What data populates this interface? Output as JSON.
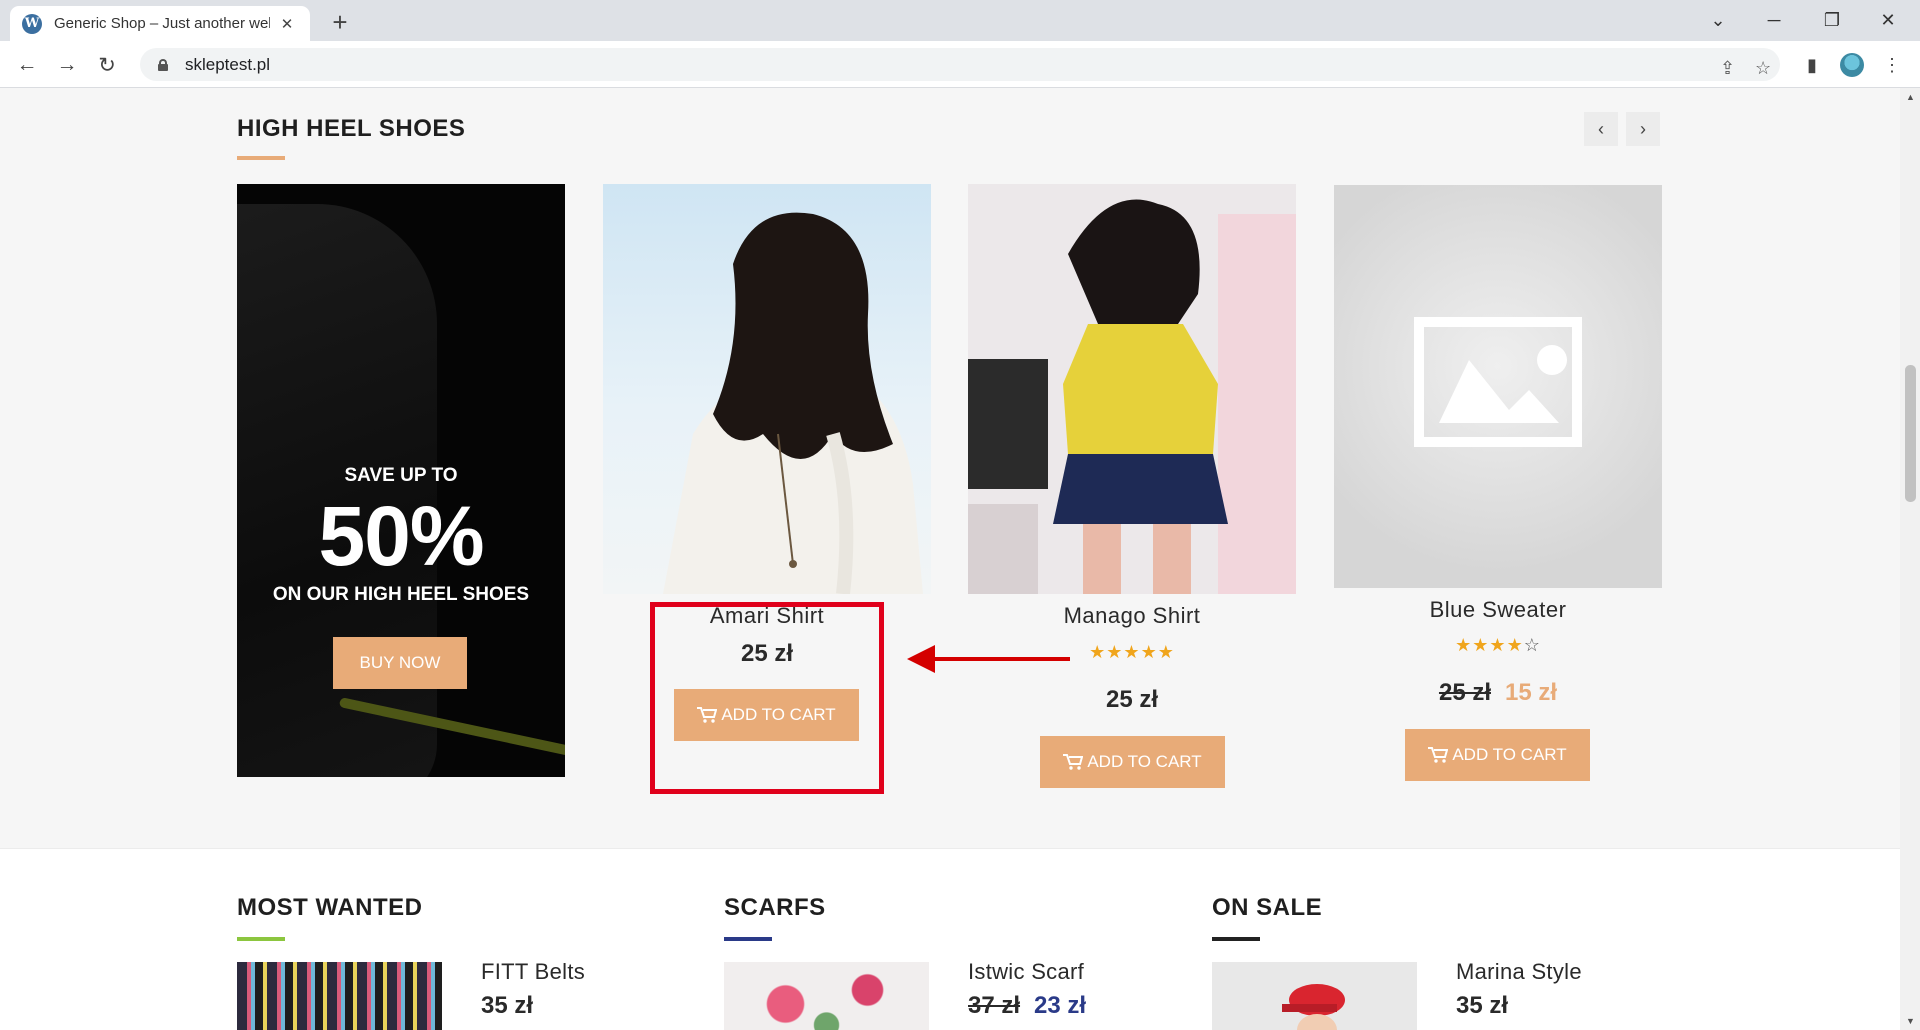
{
  "browser": {
    "tab_title": "Generic Shop – Just another web",
    "tab_favicon": "wordpress-icon",
    "url": "skleptest.pl"
  },
  "colors": {
    "accent": "#e8ab78",
    "navy": "#2a3a88",
    "green": "#8cc63f",
    "highlight": "#e0001b"
  },
  "section": {
    "title": "HIGH HEEL SHOES"
  },
  "promo": {
    "save": "SAVE UP TO",
    "percent": "50%",
    "subtitle": "ON OUR HIGH HEEL SHOES",
    "button": "BUY NOW"
  },
  "products": [
    {
      "name": "Amari Shirt",
      "price": "25 zł",
      "button": "ADD TO CART"
    },
    {
      "name": "Manago Shirt",
      "rating": 5,
      "price": "25 zł",
      "button": "ADD TO CART"
    },
    {
      "name": "Blue Sweater",
      "rating": 4,
      "old_price": "25 zł",
      "price": "15 zł",
      "button": "ADD TO CART"
    }
  ],
  "widgets": [
    {
      "title": "MOST WANTED",
      "item_name": "FITT Belts",
      "price": "35 zł"
    },
    {
      "title": "SCARFS",
      "item_name": "Istwic Scarf",
      "old_price": "37 zł",
      "price": "23 zł"
    },
    {
      "title": "ON SALE",
      "item_name": "Marina Style",
      "price": "35 zł"
    }
  ]
}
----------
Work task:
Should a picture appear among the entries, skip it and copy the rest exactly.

Task solution:
What data populates this interface? Output as JSON.
{
  "browser": {
    "tab_title": "Generic Shop – Just another web",
    "tab_favicon": "wordpress-icon",
    "url": "skleptest.pl"
  },
  "colors": {
    "accent": "#e8ab78",
    "navy": "#2a3a88",
    "green": "#8cc63f",
    "highlight": "#e0001b"
  },
  "section": {
    "title": "HIGH HEEL SHOES"
  },
  "promo": {
    "save": "SAVE UP TO",
    "percent": "50%",
    "subtitle": "ON OUR HIGH HEEL SHOES",
    "button": "BUY NOW"
  },
  "products": [
    {
      "name": "Amari Shirt",
      "price": "25 zł",
      "button": "ADD TO CART"
    },
    {
      "name": "Manago Shirt",
      "rating": 5,
      "price": "25 zł",
      "button": "ADD TO CART"
    },
    {
      "name": "Blue Sweater",
      "rating": 4,
      "old_price": "25 zł",
      "price": "15 zł",
      "button": "ADD TO CART"
    }
  ],
  "widgets": [
    {
      "title": "MOST WANTED",
      "item_name": "FITT Belts",
      "price": "35 zł"
    },
    {
      "title": "SCARFS",
      "item_name": "Istwic Scarf",
      "old_price": "37 zł",
      "price": "23 zł"
    },
    {
      "title": "ON SALE",
      "item_name": "Marina Style",
      "price": "35 zł"
    }
  ]
}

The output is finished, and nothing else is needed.